When embarking on the journey of entrepreneurship, many business owners can find themselves sacrificing the fundamental building blocks of financial security for the dream of scaling their business. Sometimes, these sacrifices may be necessary, and other times they are not.
For the solopreneur - an entrepreneur who does not have a team or staff - the decision to sacrifice financial security temporarily comes up often. One of the easiest but most important aspects of your financial health to overlook is your retirement. In many cases, the years spent working your business, end in more work for business owners because of the negligence in planning for a successful retirement. The delayed nature of investing in your future decreases the likelihood that a solopreneur can ever truly thrive independently of their businesses.
“When you don’t know what to do, you do what you know.”
Two of the best retirement accounts for solopreneurs are the Solo 401(k) and the SEP IRA. They’re easy to set-up and can be a gamechanger in securing the financial independence that many entrepreneurs seek. Below I detail both accounts, and how they work:
A Simplified Employee Pension Plan or SEP IRA is simply a traditional individual retirement account (IRA) for a self employed individual or small business owners. If a small business with employees chooses a SEP for herself, she must contribute the same percentage towards the accounts of all of her employees. This makes the SEP IRA more common for solopreneurs.

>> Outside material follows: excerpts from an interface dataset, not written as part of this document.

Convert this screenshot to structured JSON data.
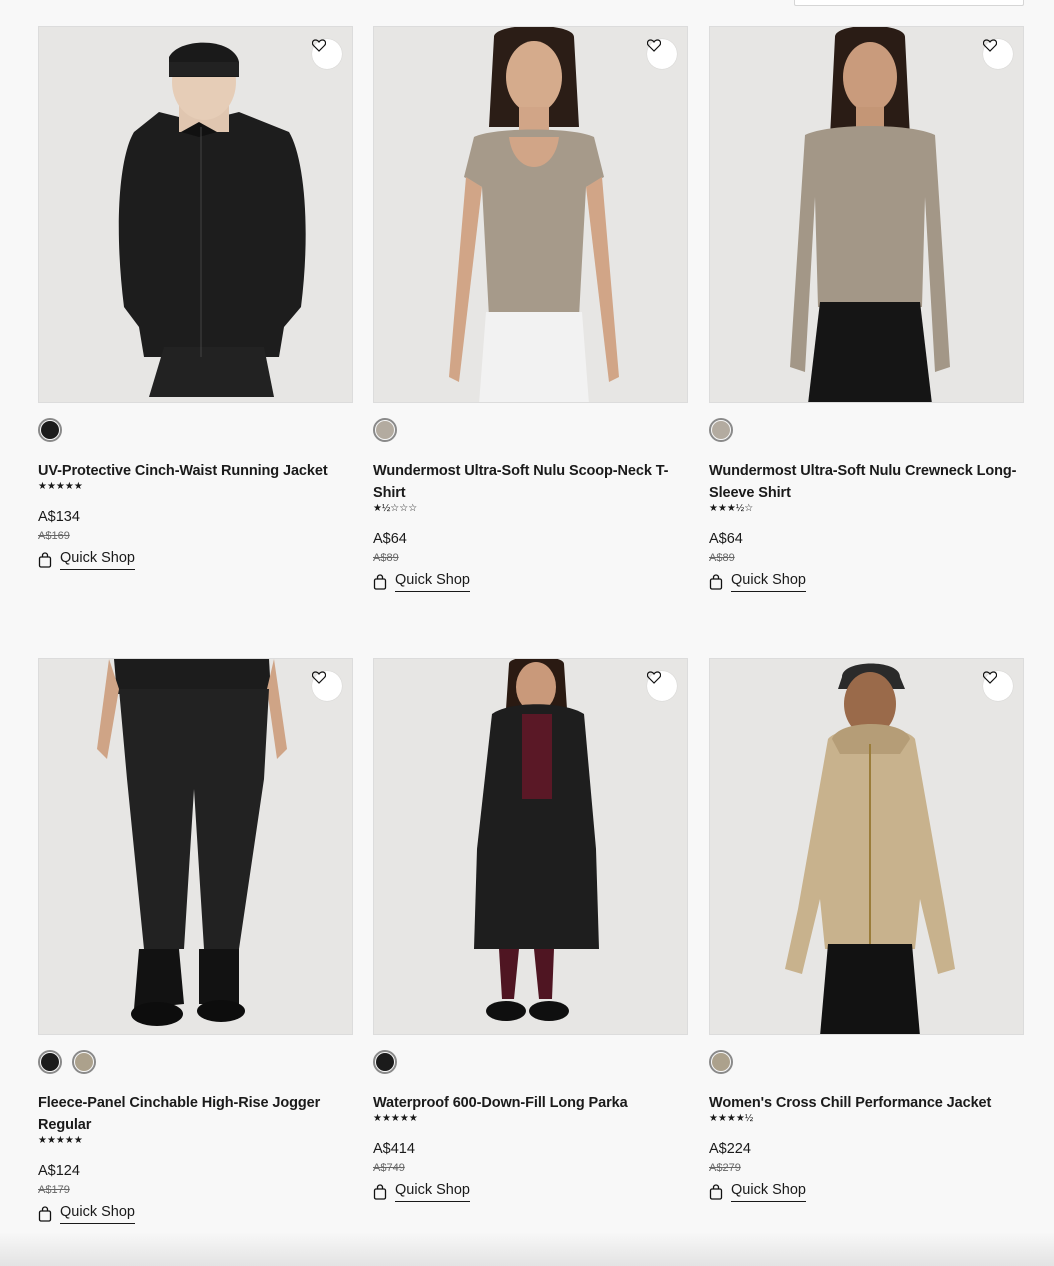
{
  "products": [
    {
      "name": "UV-Protective Cinch-Waist Running Jacket",
      "rating_stars": "★★★★★",
      "price": "A$134",
      "was_price": "A$169",
      "quick_shop": "Quick Shop",
      "swatches": [
        "#1b1b1b"
      ],
      "image": "woman-black-jacket"
    },
    {
      "name": "Wundermost Ultra-Soft Nulu Scoop-Neck T-Shirt",
      "rating_stars": "★½☆☆☆",
      "price": "A$64",
      "was_price": "A$89",
      "quick_shop": "Quick Shop",
      "swatches": [
        "#b3aba0"
      ],
      "image": "woman-taupe-tshirt"
    },
    {
      "name": "Wundermost Ultra-Soft Nulu Crewneck Long-Sleeve Shirt",
      "rating_stars": "★★★½☆",
      "price": "A$64",
      "was_price": "A$89",
      "quick_shop": "Quick Shop",
      "swatches": [
        "#b3aba0"
      ],
      "image": "woman-taupe-longsleeve"
    },
    {
      "name": "Fleece-Panel Cinchable High-Rise Jogger Regular",
      "rating_stars": "★★★★★",
      "price": "A$124",
      "was_price": "A$179",
      "quick_shop": "Quick Shop",
      "swatches": [
        "#1b1b1b",
        "#aca18c"
      ],
      "image": "black-jogger-pants"
    },
    {
      "name": "Waterproof 600-Down-Fill Long Parka",
      "rating_stars": "★★★★★",
      "price": "A$414",
      "was_price": "A$749",
      "quick_shop": "Quick Shop",
      "swatches": [
        "#1b1b1b"
      ],
      "image": "woman-black-parka"
    },
    {
      "name": "Women's Cross Chill Performance Jacket",
      "rating_stars": "★★★★½",
      "price": "A$224",
      "was_price": "A$279",
      "quick_shop": "Quick Shop",
      "swatches": [
        "#aca18c"
      ],
      "image": "woman-tan-jacket"
    }
  ],
  "colors": {
    "background": "#f8f8f8",
    "image_bg": "#e6e5e3",
    "text": "#1a1a1a"
  }
}
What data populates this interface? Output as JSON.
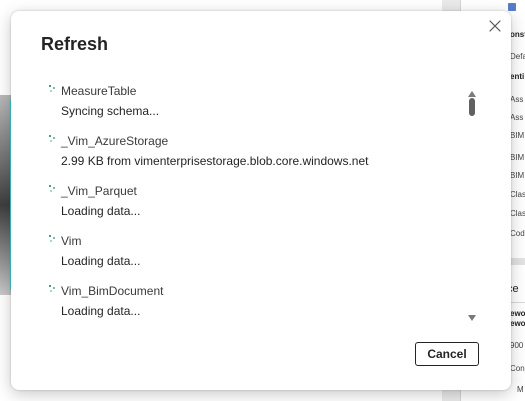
{
  "dialog": {
    "title": "Refresh",
    "cancel_label": "Cancel",
    "items": [
      {
        "name": "MeasureTable",
        "status": "Syncing schema..."
      },
      {
        "name": "_Vim_AzureStorage",
        "status": "2.99 KB from vimenterprisestorage.blob.core.windows.net"
      },
      {
        "name": "_Vim_Parquet",
        "status": "Loading data..."
      },
      {
        "name": "Vim",
        "status": "Loading data..."
      },
      {
        "name": "Vim_BimDocument",
        "status": "Loading data..."
      }
    ],
    "icons": {
      "close": "close-icon",
      "item_status": "spinner-icon",
      "scroll_up": "chevron-up-icon",
      "scroll_down": "chevron-down-icon"
    }
  },
  "background": {
    "right_panel": {
      "rows": [
        "onst",
        "Defa",
        "enti",
        "Ass",
        "Ass",
        "BIM",
        "BIM",
        "BIM",
        "Clas",
        "Clas",
        "Cod"
      ],
      "section_label": "ce",
      "lower_rows": [
        "ewo",
        "ewo",
        "900",
        "Con",
        "M"
      ]
    }
  },
  "colors": {
    "accent": "#0e7a72",
    "dialog_bg": "#ffffff",
    "text_primary": "#252423",
    "canvas_edge": "#3ed2d2"
  }
}
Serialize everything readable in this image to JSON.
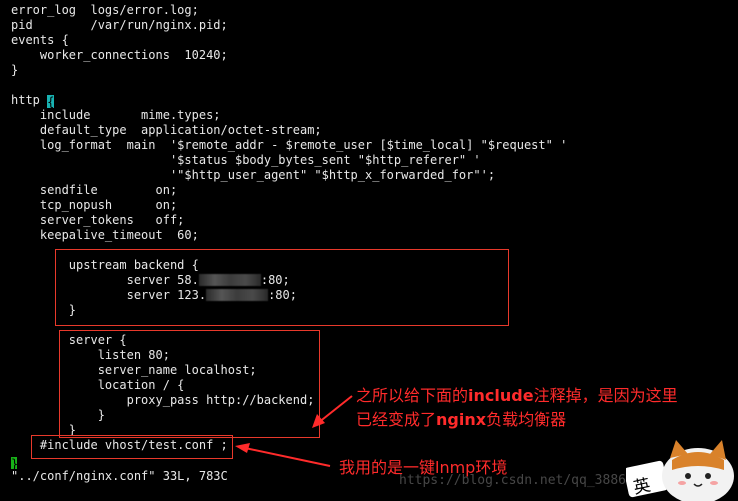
{
  "terminal": {
    "lines": [
      "error_log  logs/error.log;",
      "pid        /var/run/nginx.pid;",
      "events {",
      "    worker_connections  10240;",
      "}",
      "",
      "http ",
      "    include       mime.types;",
      "    default_type  application/octet-stream;",
      "    log_format  main  '$remote_addr - $remote_user [$time_local] \"$request\" '",
      "                      '$status $body_bytes_sent \"$http_referer\" '",
      "                      '\"$http_user_agent\" \"$http_x_forwarded_for\"';",
      "    sendfile        on;",
      "    tcp_nopush      on;",
      "    server_tokens   off;",
      "    keepalive_timeout  60;",
      "",
      "        upstream backend {",
      "                server 58.",
      "                server 123.",
      "        }",
      "",
      "        server {",
      "            listen 80;",
      "            server_name localhost;",
      "            location / {",
      "                proxy_pass http://backend;",
      "            }",
      "        }",
      "    #include vhost/test.conf ;",
      "",
      "\"../conf/nginx.conf\" 33L, 783C"
    ],
    "http_cursor_char": "{",
    "upstream_port_suffix": ":80;",
    "closing_brace_line": "}"
  },
  "annotations": {
    "include_note_line1_pre": "之所以给下面的",
    "include_note_line1_word": "include",
    "include_note_line1_post": "注释掉，是因为这里",
    "include_note_line2_pre": "已经变成了",
    "include_note_line2_word": "nginx",
    "include_note_line2_post": "负载均衡器",
    "lnmp_note": "我用的是一键lnmp环境"
  },
  "watermark": {
    "text": "https://blog.csdn.net/qq_38862641"
  },
  "sticker": {
    "label": "英"
  },
  "colors": {
    "background": "#000000",
    "text": "#e8e8e8",
    "highlight_box": "#e8392b",
    "annotation_red": "#ff2b2b",
    "cursor_cyan": "#18b2b2",
    "cursor_green": "#18b218"
  }
}
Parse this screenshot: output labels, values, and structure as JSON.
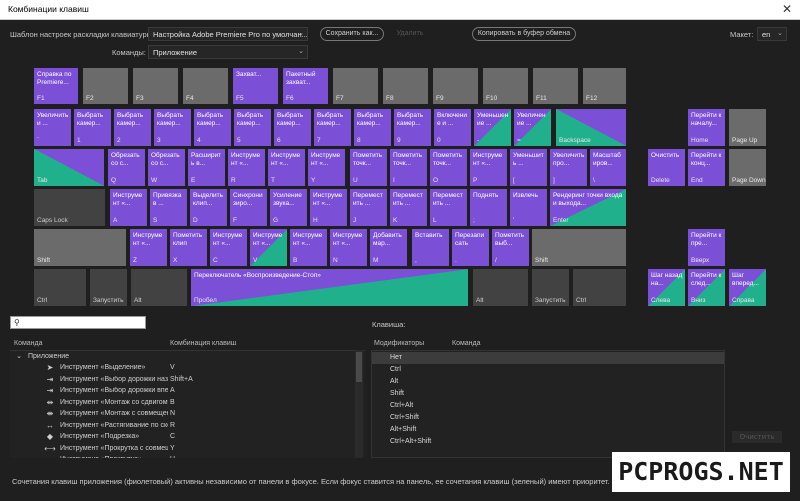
{
  "window": {
    "title": "Комбинации клавиш"
  },
  "toolbar": {
    "preset_label": "Шаблон настроек раскладки клавиатуры:",
    "preset_value": "Настройка Adobe Premiere Pro по умолчан...",
    "save_as": "Сохранить как...",
    "delete": "Удалить",
    "copy": "Копировать в буфер обмена",
    "commands_label": "Команды:",
    "commands_value": "Приложение",
    "layout_label": "Макет:",
    "layout_value": "en"
  },
  "keys": [
    {
      "label": "F1",
      "cmd": "Справка по Premiere...",
      "style": "app"
    },
    {
      "label": "F2",
      "cmd": "",
      "style": ""
    },
    {
      "label": "F3",
      "cmd": "",
      "style": ""
    },
    {
      "label": "F4",
      "cmd": "",
      "style": ""
    },
    {
      "label": "F5",
      "cmd": "Захват...",
      "style": "app"
    },
    {
      "label": "F6",
      "cmd": "Пакетный захват...",
      "style": "app"
    },
    {
      "label": "F7",
      "cmd": "",
      "style": ""
    },
    {
      "label": "F8",
      "cmd": "",
      "style": ""
    },
    {
      "label": "F9",
      "cmd": "",
      "style": ""
    },
    {
      "label": "F10",
      "cmd": "",
      "style": ""
    },
    {
      "label": "F11",
      "cmd": "",
      "style": ""
    },
    {
      "label": "F12",
      "cmd": "",
      "style": ""
    },
    {
      "label": "`",
      "cmd": "Увеличить и ...",
      "style": "app"
    },
    {
      "label": "1",
      "cmd": "Выбрать камер...",
      "style": "app"
    },
    {
      "label": "2",
      "cmd": "Выбрать камер...",
      "style": "app"
    },
    {
      "label": "3",
      "cmd": "Выбрать камер...",
      "style": "app"
    },
    {
      "label": "4",
      "cmd": "Выбрать камер...",
      "style": "app"
    },
    {
      "label": "5",
      "cmd": "Выбрать камер...",
      "style": "app"
    },
    {
      "label": "6",
      "cmd": "Выбрать камер...",
      "style": "app"
    },
    {
      "label": "7",
      "cmd": "Выбрать камер...",
      "style": "app"
    },
    {
      "label": "8",
      "cmd": "Выбрать камер...",
      "style": "app"
    },
    {
      "label": "9",
      "cmd": "Выбрать камер...",
      "style": "app"
    },
    {
      "label": "0",
      "cmd": "Включение и ...",
      "style": "app"
    },
    {
      "label": "-",
      "cmd": "Уменьшение ...",
      "style": "both"
    },
    {
      "label": "=",
      "cmd": "Увеличение ...",
      "style": "both"
    },
    {
      "label": "Backspace",
      "cmd": "",
      "style": "both-r"
    },
    {
      "label": "Home",
      "cmd": "Перейти к началу...",
      "style": "app"
    },
    {
      "label": "Page Up",
      "cmd": "",
      "style": ""
    },
    {
      "label": "Tab",
      "cmd": "",
      "style": "both-r"
    },
    {
      "label": "Q",
      "cmd": "Обрезать со с...",
      "style": "app"
    },
    {
      "label": "W",
      "cmd": "Обрезать со с...",
      "style": "app"
    },
    {
      "label": "E",
      "cmd": "Расширить в...",
      "style": "app"
    },
    {
      "label": "R",
      "cmd": "Инструмент «...",
      "style": "app"
    },
    {
      "label": "T",
      "cmd": "Инструмент «...",
      "style": "app"
    },
    {
      "label": "Y",
      "cmd": "Инструмент «...",
      "style": "app"
    },
    {
      "label": "U",
      "cmd": "Пометить точк...",
      "style": "app"
    },
    {
      "label": "I",
      "cmd": "Пометить точк...",
      "style": "app"
    },
    {
      "label": "O",
      "cmd": "Пометить точк...",
      "style": "app"
    },
    {
      "label": "P",
      "cmd": "Инструмент «...",
      "style": "app"
    },
    {
      "label": "[",
      "cmd": "Уменьшить ...",
      "style": "app"
    },
    {
      "label": "]",
      "cmd": "Увеличить про...",
      "style": "app"
    },
    {
      "label": "\\",
      "cmd": "Масштабиров...",
      "style": "app"
    },
    {
      "label": "Delete",
      "cmd": "Очистить",
      "style": "app"
    },
    {
      "label": "End",
      "cmd": "Перейти к конц...",
      "style": "app"
    },
    {
      "label": "Page Down",
      "cmd": "",
      "style": ""
    },
    {
      "label": "Caps Lock",
      "cmd": "",
      "style": "dark"
    },
    {
      "label": "A",
      "cmd": "Инструмент «...",
      "style": "app"
    },
    {
      "label": "S",
      "cmd": "Привязка в ...",
      "style": "app"
    },
    {
      "label": "D",
      "cmd": "Выделить клип...",
      "style": "app"
    },
    {
      "label": "F",
      "cmd": "Синхронизиро...",
      "style": "app"
    },
    {
      "label": "G",
      "cmd": "Усиление звука...",
      "style": "app"
    },
    {
      "label": "H",
      "cmd": "Инструмент «...",
      "style": "app"
    },
    {
      "label": "J",
      "cmd": "Переместить ...",
      "style": "app"
    },
    {
      "label": "K",
      "cmd": "Переместить ...",
      "style": "app"
    },
    {
      "label": "L",
      "cmd": "Переместить ...",
      "style": "app"
    },
    {
      "label": ";",
      "cmd": "Поднять",
      "style": "app"
    },
    {
      "label": "'",
      "cmd": "Извлечь",
      "style": "app"
    },
    {
      "label": "Enter",
      "cmd": "Рендеринг точки входа и выхода...",
      "style": "both"
    },
    {
      "label": "Shift",
      "cmd": "",
      "style": ""
    },
    {
      "label": "Z",
      "cmd": "Инструмент «...",
      "style": "app"
    },
    {
      "label": "X",
      "cmd": "Пометить клип",
      "style": "app"
    },
    {
      "label": "C",
      "cmd": "Инструмент «...",
      "style": "app"
    },
    {
      "label": "V",
      "cmd": "Инструмент «...",
      "style": "both"
    },
    {
      "label": "B",
      "cmd": "Инструмент «...",
      "style": "app"
    },
    {
      "label": "N",
      "cmd": "Инструмент «...",
      "style": "app"
    },
    {
      "label": "M",
      "cmd": "Добавить мар...",
      "style": "app"
    },
    {
      "label": ",",
      "cmd": "Вставить",
      "style": "app"
    },
    {
      "label": ".",
      "cmd": "Перезаписать",
      "style": "app"
    },
    {
      "label": "/",
      "cmd": "Пометить выб...",
      "style": "app"
    },
    {
      "label": "Shift",
      "cmd": "",
      "style": ""
    },
    {
      "label": "Вверх",
      "cmd": "Перейти к пре...",
      "style": "app"
    },
    {
      "label": "Ctrl",
      "cmd": "",
      "style": "dark"
    },
    {
      "label": "Запустить",
      "cmd": "",
      "style": "dark"
    },
    {
      "label": "Alt",
      "cmd": "",
      "style": "dark"
    },
    {
      "label": "Пробел",
      "cmd": "Переключатель «Воспроизведение-Стоп»",
      "style": "both"
    },
    {
      "label": "Alt",
      "cmd": "",
      "style": "dark"
    },
    {
      "label": "Запустить",
      "cmd": "",
      "style": "dark"
    },
    {
      "label": "Ctrl",
      "cmd": "",
      "style": "dark"
    },
    {
      "label": "Слева",
      "cmd": "Шаг назад на...",
      "style": "both"
    },
    {
      "label": "Вниз",
      "cmd": "Перейти к след...",
      "style": "both"
    },
    {
      "label": "Справа",
      "cmd": "Шаг вперед...",
      "style": "both"
    }
  ],
  "list": {
    "col_command": "Команда",
    "col_shortcut": "Комбинация клавиш",
    "group": "Приложение",
    "rows": [
      {
        "icon": "arrow-cursor-icon",
        "name": "Инструмент «Выделение»",
        "key": "V"
      },
      {
        "icon": "track-select-icon",
        "name": "Инструмент «Выбор дорожки назад»",
        "key": "Shift+A"
      },
      {
        "icon": "track-select-icon",
        "name": "Инструмент «Выбор дорожки вперед»",
        "key": "A"
      },
      {
        "icon": "ripple-edit-icon",
        "name": "Инструмент «Монтаж со сдвигом»",
        "key": "B"
      },
      {
        "icon": "rolling-edit-icon",
        "name": "Инструмент «Монтаж с совмещением»",
        "key": "N"
      },
      {
        "icon": "rate-stretch-icon",
        "name": "Инструмент «Растягивание по скорости»",
        "key": "R"
      },
      {
        "icon": "razor-icon",
        "name": "Инструмент «Подрезка»",
        "key": "C"
      },
      {
        "icon": "slip-icon",
        "name": "Инструмент «Прокрутка с совмещением»",
        "key": "Y"
      },
      {
        "icon": "slide-icon",
        "name": "Инструмент «Прокрутка»",
        "key": "U"
      }
    ]
  },
  "modifiers": {
    "keys_label": "Клавиша:",
    "col_modifiers": "Модификаторы",
    "col_command": "Команда",
    "rows": [
      "Нет",
      "Ctrl",
      "Alt",
      "Shift",
      "Ctrl+Alt",
      "Ctrl+Shift",
      "Alt+Shift",
      "Ctrl+Alt+Shift"
    ]
  },
  "buttons": {
    "clear": "Очистить"
  },
  "footer": {
    "text": "Сочетания клавиш приложения (фиолетовый) активны независимо от панели в фокусе. Если фокус ставится на панель, ее сочетания клавиш (зеленый) имеют приоритет."
  },
  "watermark": "PCPROGS.NET",
  "colors": {
    "app": "#7b4fd6",
    "panel": "#21b08c",
    "key": "#6b6b6b"
  }
}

The SEP IRA is key for small business owners because it has two functions: building a retirement nest egg and reducing taxable income for entrepreneurs. When contributing to this account, your investments grow tax-deferred until retirement and are taxed upon distribution.
With a SEP IRA, a business owner can contribute approximately ten times more than they would be able to in a traditional IRA. The limit for contributions in 2023 is $66,000. Yet, the contribution needs to be the lesser of 25% of your total income or $66,000. This amount - the lesser of the contributions or 25% of compensation - is also the amount that an owner can deduct off of their business tax return. The income limit used to calculate the 25% is capped at $330,000 in 2023. All contributions for a tax year must be made by that year’s federal tax filing deadline.
Because SEP IRA contribution limits are dependent on income, it’s important to calculate your SEP contribution limit before contributing. Your contribution max is calculated as net profit minus one-half of the self-employment tax and your SEP contribution. This will reduce the percentage of your pre-adjusted salary you can contribute.
Unfortunately, there is no catch-up contribution once a business owner reaches age 50 or older for a SEP IRA.
Money can be withdrawn penalty-free at or after the age of 59 ½ . When you withdraw funds, the amount is subject to your income tax rate.
If you withdraw any money from a SEP IRA before the age of 59 ½ , you will be subject to a 10% early withdrawal penalty plus income taxes unless you qualify for one of the exceptions below:
A solo 401(k) is a tax-deferred retirement account for business owners and their spouses.
Many entrepreneurs like the idea of a solo 401K because it might remind them of the employer-sponsored 401(k) that they may have had at a previous job. This individual 401(k) has a similar function as it allows business owners to make tax-deferred contributions towards their retirement nest egg.
There are no age or income restrictions for a solo 401(k) but the contribution limit is maxed at $66,000 for business owners under the age of 50. For the entrepreneurs that are age 50 and above, you can make catch up contributions that allow you to contribute up to $67,500 in 2022 and $73,500 in 2023.
While many people utilize their retirement accounts for tax benefits, a solo 401(k) can also be helpful in growing family wealth. If your spouse works for you - even part time - they are eligible to contribute $20,500 to their own solo 401(k).
A unique benefit of the individual 401(k) is that a business owner can borrow from the account. With this account type, you can borrow up to the lesser of 25% of the account value or $50,000. If an entrepreneur chooses to borrow, they’ll have to pay the money back in 5 years or less unless the funds will be used to buy their primary home in which they’ll have up to thirty years for repayment. This loan will be subject to an interest rate comparable to the current interest rates at the time of borrowing.
The solo 401(k) also has a Roth option. If you choose this option, you’ll be able to make tax free withdrawals at retirement after the age of 59 ½ .
If you have a solo 401(k) and you also work for another company and participate in its 401(k) plan, the limits on employee contributions are cumulative across all accounts. The employer contribution limits are based on plans, meaning two unrelated employers can contribute up to the employer maximum annually. This is where having a financial professional on your team can help in determining your eligibility for the account type.
Money from a solo 401(k) can be withdrawn penalty-free at or after the age of 59 ½ . When you withdraw funds, the amount is subject to your income tax rate.
If you withdraw any money from a solo 401(k) before the age of 59 ½ , you will be subject to a 10% early withdrawal penalty plus income taxes unless you qualify for one of the exceptions below:
Financial planning can be difficult, but you don’t have to do it alone. By working with Yarnway Wealth Management, we can help you open these accounts and more. Schedule your introductory call with us today.
In our guide you’ll learn the financial essentials for any business, marketing hacks, and the best ways to optimize your dollars.